General Electric is investigating claims that a threat actor breached the company's development environment in a cyberattack and leaked allegedly stolen data.
General Electric (GE) is an American multinational company with divisions in power, renewable energy, and aerospace industries.
Earlier this month, a threat actor named IntelBroker attempted to sell access to General Electric's "development and software pipelines" for $500 on a hacking forum.
After not selling said alleged access, the threat actor posted again that they are now selling both the network access and allegedly stolen data.
"I previously listed the access to General Electrics, however, no serious buyers have actually responded to me or followed up. I am now selling the entire thing here separately, including access (SSH, SVN etc)," the threat actor posted to a hacking forum.
"Data includes a lot of DARPA-related military information, files, SQL files, documents etc."
Ardent Health Services, a healthcare provider operating 30 hospitals across six U.S. states, disclosed today that its systems were hit by a ransomware attack on Thursday.
After the incident, it had to take its entire network offline, notify law enforcement, and hire external experts to investigate the attack's extent and impact.
"Ardent Health Services and its affiliated entities ("Ardent") became aware of an information technology cybersecurity incident on the morning of November 23, 2023, which has since been determined to be a ransomware attack," the organization said on Monday.
"As a result, Ardent proactively took its network offline, suspending all user access to its information technology applications, including corporate servers, Epic software, internet and clinical programs."
Impacted hospitals are currently diverting all patients requiring emergency care to other hospitals in their area. However, they can still provide medical screening and stabilizing care to patients arriving at their emergency rooms.
"Each Ardent hospital continues to evaluate its ability to safely care for critically ill patients in its Emergency Room as we work to bring hospital systems back online. This is rapidly changing, and the status of each hospital will be updated as the situation improves," Ardent added.
Patient care services are still active in Ardent's clinics, though certain non-urgent elective surgeries have been temporarily halted as the organization is working to restore encrypted systems.
There have been 209 publicly reported ransomware attacks on US health care organizations in 2023, up from 162 attacks in 2022, Allan Liska, a ransomware expert at cybersecurity firm Recorded Future, told CNN on Friday.
CNN — A network of hospitals in East Texas has not been able to accept ambulances to emergency rooms sinc Thanksgiving Day because of a “potential[cyber]security incident,” a hospital spokesperson told CNN on Friday.The hospital network, UT Health East Texas, is operating using “established downtime procedures” as the hospital investigates “a potential security incident” and works to bring computers back online, spokesperson Allison Pollan said in an email.
Pollan did not respond to subsequent phone calls seeking more information on the incident and how the hospitals were responding. She declined to answer further questions over email.

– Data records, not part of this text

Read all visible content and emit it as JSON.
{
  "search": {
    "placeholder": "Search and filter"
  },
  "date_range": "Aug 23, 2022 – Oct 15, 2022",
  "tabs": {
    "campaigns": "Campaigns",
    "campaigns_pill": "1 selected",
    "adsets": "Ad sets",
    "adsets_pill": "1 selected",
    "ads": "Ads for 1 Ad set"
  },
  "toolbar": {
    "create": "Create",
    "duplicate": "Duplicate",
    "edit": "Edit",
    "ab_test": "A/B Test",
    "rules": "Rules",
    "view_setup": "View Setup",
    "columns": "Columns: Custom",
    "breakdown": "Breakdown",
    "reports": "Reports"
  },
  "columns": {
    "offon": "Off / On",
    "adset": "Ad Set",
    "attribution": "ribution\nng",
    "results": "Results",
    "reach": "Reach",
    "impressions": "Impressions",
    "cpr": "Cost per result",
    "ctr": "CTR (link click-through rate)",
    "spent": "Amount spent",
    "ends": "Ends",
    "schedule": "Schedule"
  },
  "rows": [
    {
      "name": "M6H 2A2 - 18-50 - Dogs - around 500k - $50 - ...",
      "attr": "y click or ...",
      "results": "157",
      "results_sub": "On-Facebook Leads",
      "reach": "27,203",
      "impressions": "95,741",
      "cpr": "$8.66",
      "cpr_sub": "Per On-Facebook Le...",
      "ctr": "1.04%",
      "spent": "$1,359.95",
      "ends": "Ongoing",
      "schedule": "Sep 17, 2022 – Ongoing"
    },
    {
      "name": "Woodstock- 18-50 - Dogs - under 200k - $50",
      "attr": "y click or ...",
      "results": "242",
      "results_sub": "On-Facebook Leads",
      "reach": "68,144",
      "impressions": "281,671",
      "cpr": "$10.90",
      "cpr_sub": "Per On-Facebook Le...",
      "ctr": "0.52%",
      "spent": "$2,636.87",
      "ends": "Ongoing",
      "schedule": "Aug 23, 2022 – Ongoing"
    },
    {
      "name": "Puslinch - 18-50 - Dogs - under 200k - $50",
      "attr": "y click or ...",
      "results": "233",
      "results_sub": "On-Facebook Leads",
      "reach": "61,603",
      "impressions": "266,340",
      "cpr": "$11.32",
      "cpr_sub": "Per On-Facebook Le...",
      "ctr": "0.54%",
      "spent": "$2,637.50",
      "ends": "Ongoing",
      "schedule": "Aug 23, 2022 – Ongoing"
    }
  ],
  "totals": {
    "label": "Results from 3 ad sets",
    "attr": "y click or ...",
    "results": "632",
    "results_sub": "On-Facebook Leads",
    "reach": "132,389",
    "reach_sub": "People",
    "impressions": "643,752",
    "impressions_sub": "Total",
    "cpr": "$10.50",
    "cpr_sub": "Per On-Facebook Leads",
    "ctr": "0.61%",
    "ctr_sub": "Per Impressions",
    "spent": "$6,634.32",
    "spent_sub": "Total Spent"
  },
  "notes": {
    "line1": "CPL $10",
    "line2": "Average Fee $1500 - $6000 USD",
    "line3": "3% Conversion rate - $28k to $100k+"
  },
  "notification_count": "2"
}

Headquartered in Tyler, Texas, UT Health East Texas operates 10 hospitals and more than 90 clinics in the region, and provides health care to thousands of patients annually, according to its LinkedIn page.
The East Texas health care system is just the latest hospital group that has been forced to turn ambulances away because of an apparent cybersecurity incident. The last nine months alone have seen cyberattacks divert ambulances from hospitals in Connecticut, Florida, Idaho and Pennsylvania.
The cyber incident at UT Health East Texas began on Thursday when the hospital network “became aware of a network outage” and moved to lock down its network, according to the hospital network’s statement to CNN.
The hospital network originally said Thursday that it expected computer networks to be “restored in the next 24-36 hours,” but it’s unclear if that will happen.
Officials at the Department of Health and Human Services, and US Cybersecurity and Infrastructure Security Agency (CISA) — two federal agencies charged with helping hospitals defend themselves from hackers — did not immediately respond to requests for comment. The FBI, which also responds to hacks of hospitals, did not immediately have a comment.
Federal officials and critical infrastructure operators such as hospitals and power plants are particularly wary of the threat of ransomware and other cyberattacks over long holiday weekends when many Americans have the day off — and cybersecurity teams may be stretched.
With more than 1.8 billion active accounts, Gmail is not only one of the most used services online but one of the most targeted by hackers. It’s not hard to understand why, as Gmail soaks up around half of all email client usage by U.S. market share. Compromise a Gmail account and a threat actor, whether their motive is criminal profit or surveillance-driven, can expect to harvest plenty of information to help their cause: everything from password reset notifications to details of online transactions.
Check for Gmail account activity
Check For Changes To Gmail Forwarding
Take The Google Account Security Check-Up
Follow the link below for a step-by-step of each of these steps.